Task statement
Report every line below that has the string "project" in it.

Supplied records
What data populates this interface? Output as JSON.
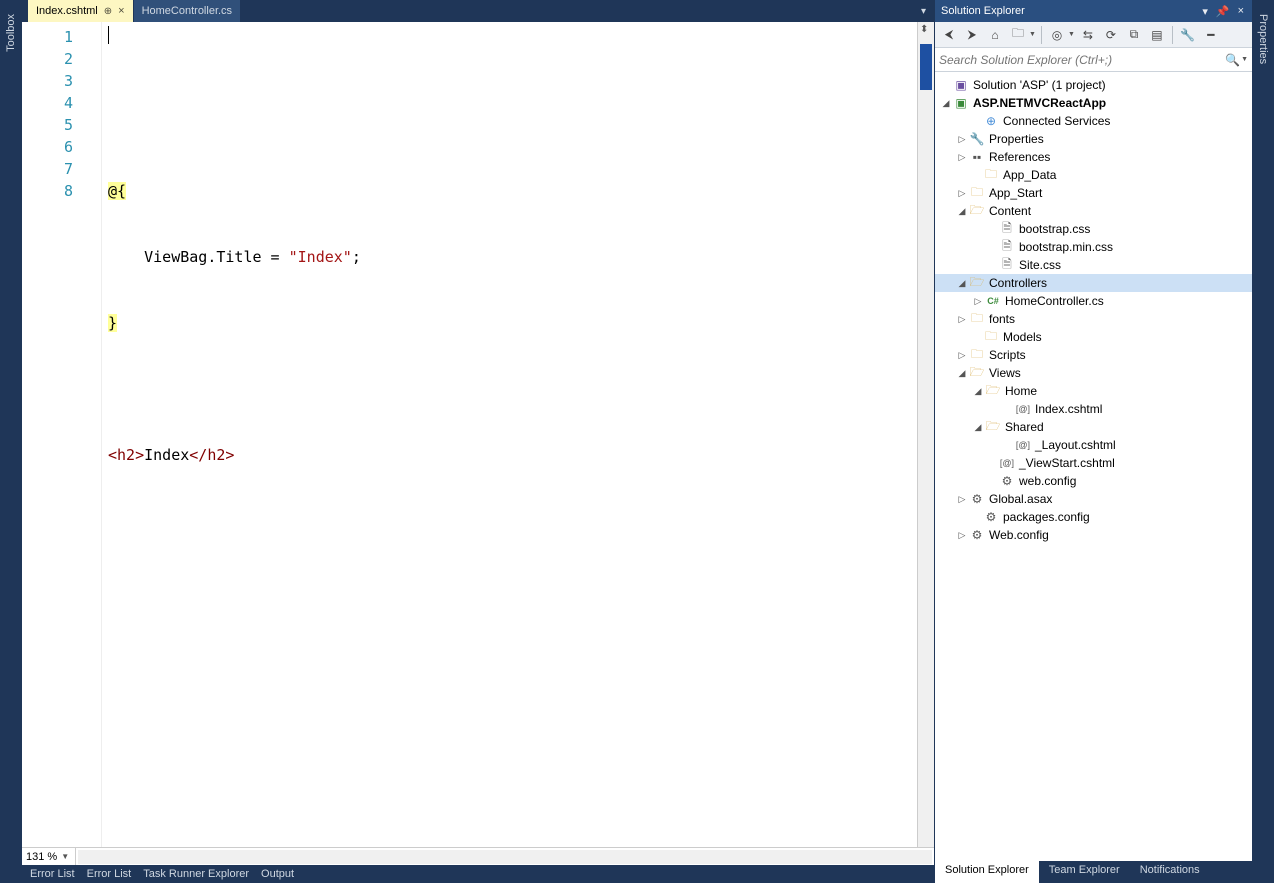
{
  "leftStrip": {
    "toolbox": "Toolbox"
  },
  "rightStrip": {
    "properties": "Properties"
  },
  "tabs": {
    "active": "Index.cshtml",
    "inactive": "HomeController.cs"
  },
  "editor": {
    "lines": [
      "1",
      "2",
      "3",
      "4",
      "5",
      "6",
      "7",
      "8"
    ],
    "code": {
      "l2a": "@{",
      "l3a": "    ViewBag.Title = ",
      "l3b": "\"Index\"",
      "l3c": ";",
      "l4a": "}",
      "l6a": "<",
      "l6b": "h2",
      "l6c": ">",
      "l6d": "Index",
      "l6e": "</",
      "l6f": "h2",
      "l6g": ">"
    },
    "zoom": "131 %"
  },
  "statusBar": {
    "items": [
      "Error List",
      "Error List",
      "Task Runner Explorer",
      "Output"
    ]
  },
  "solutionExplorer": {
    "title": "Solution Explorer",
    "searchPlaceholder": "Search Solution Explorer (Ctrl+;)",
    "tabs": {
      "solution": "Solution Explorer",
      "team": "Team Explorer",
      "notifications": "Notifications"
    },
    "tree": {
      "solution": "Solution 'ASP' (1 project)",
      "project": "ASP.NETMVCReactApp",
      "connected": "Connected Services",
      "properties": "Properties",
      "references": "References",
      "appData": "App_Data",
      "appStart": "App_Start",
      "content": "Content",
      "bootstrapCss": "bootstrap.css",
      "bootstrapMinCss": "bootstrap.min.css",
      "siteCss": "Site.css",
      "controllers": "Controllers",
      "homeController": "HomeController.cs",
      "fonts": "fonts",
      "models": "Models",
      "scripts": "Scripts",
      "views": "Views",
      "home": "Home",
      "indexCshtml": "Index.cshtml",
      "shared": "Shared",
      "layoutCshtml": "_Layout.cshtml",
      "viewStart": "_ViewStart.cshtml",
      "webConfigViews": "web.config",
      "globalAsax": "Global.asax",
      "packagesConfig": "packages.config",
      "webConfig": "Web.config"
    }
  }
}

Answer section
      "solution": "Solution 'ASP' (1 project)",
      "project": "ASP.NETMVCReactApp",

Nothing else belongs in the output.